Photo by The-Autism-Mom
One of the biggest challenges for CafeMoms of tweens and teens is how to get their child to talk. Moms know that a good way to connect and bond is finding something they both have in common, but ... um, not easy. We're talking tweens here.
But one mom has found a way -- through video games.
It's not every mom's way, but it has worked for delibcreate, mom of 10 year old David and a gamer herself before her son came along. "If you can't beat em, join em," is her philosophy.
I talked to delibcreate about why she feels the benefits of video games far outweigh the negatives, and how playing games with her son has strengthened their relationship:
When did your son get his first game system?
When he was 6 or 7. He's played plenty of computer games (PC) as well, some of them educational as I home-schooled him for awhile. David will play on anything, often asking for our cell phones to play on if he forgot to bring the DS or a book when we're out. We play non-electronic games as well, often taking cards, dice or traveling type games to restaurants for our evening time together or spread out on the floor.
What's a typical playing session together like?
I distinctly remember the discovery process in learning how to play together. David would play so much that he would get really good at his favorite games. He's partial to racing and obstacle type games, and there was no way to beat him. It would be frustrating to play because I just couldn't keep up, and it gets hard after awhile, when my eyes and reflexes just don't work as well as his. So we would argue and he'd take over the controller all the time -- but if I refused to play he'd beg after awhile just to have someone to play with. The best times we had with those games were when I could really just get over the win or lose issue and just enjoy being with him -- easier said than done!
How often do you play together?
Usually once a week or so, but now not as often, which saddens me. My son is totally into a game on the PC that has an interactive interface with other players who are online, so he doesn't require me so much.
We have all really been wanting a Wii. I think they have a selection of games and activities that could be fun for all of us to play together. He has enjoyed some of the sports games when he has played at friend's home. That might be on our Christmas wish list if it's in the budget this year.
What are the benefits to playing -- and enjoying! -- video games with your kids?

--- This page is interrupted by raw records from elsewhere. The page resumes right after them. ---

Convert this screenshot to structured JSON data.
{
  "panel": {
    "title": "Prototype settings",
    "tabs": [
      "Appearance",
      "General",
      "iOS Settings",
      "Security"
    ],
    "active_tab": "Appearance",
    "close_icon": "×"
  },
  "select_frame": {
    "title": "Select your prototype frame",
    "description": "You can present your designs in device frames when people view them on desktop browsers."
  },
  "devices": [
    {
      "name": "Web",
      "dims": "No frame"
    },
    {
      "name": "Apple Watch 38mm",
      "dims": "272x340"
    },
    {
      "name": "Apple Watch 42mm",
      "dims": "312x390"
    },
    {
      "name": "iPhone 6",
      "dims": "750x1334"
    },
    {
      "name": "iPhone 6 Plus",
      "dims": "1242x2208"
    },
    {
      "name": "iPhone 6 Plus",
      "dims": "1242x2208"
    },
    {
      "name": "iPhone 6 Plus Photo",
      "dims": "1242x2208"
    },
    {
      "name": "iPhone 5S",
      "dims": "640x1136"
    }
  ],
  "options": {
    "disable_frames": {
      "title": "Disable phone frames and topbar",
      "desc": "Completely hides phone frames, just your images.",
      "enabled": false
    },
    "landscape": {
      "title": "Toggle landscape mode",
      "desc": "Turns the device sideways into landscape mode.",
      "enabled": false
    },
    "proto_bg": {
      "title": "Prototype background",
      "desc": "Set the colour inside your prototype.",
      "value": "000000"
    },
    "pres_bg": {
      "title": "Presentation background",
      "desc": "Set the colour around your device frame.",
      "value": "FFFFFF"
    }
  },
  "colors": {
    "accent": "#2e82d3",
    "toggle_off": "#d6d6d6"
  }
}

This is an electronic world we live in, and with an only child who hasn't always had great social skills, the lure of electronics is too strong to fight with sometimes. The most important thing to me is that we continue to interact over whatever it is he is into. Media of all sorts gives us fodder for discussion -- about values, ideas, social expectations, language usage, culture. We love Anime movies, which lead to lots of interest in Japan and Japanese culture. He sometimes experiences inappropriate language on the online game chats he sees. That gives us the opportunity to talk about what's polite to say and not, and why the words are considered "bad."
Of course the ability to talk about these things in this way has only come about as he has matured and can understand more subtleties. When we play games together that involve sharing a controller, responsibilities in the game, or dealing with winning or loosing, we get to talk about all that stuff. Sometimes we laugh, sometimes we fight. But in my mind the important thing is we're interacting.
Do you play video games with your tween or teen? Does it help you to connect and talk about things you wouldn't ordinarily?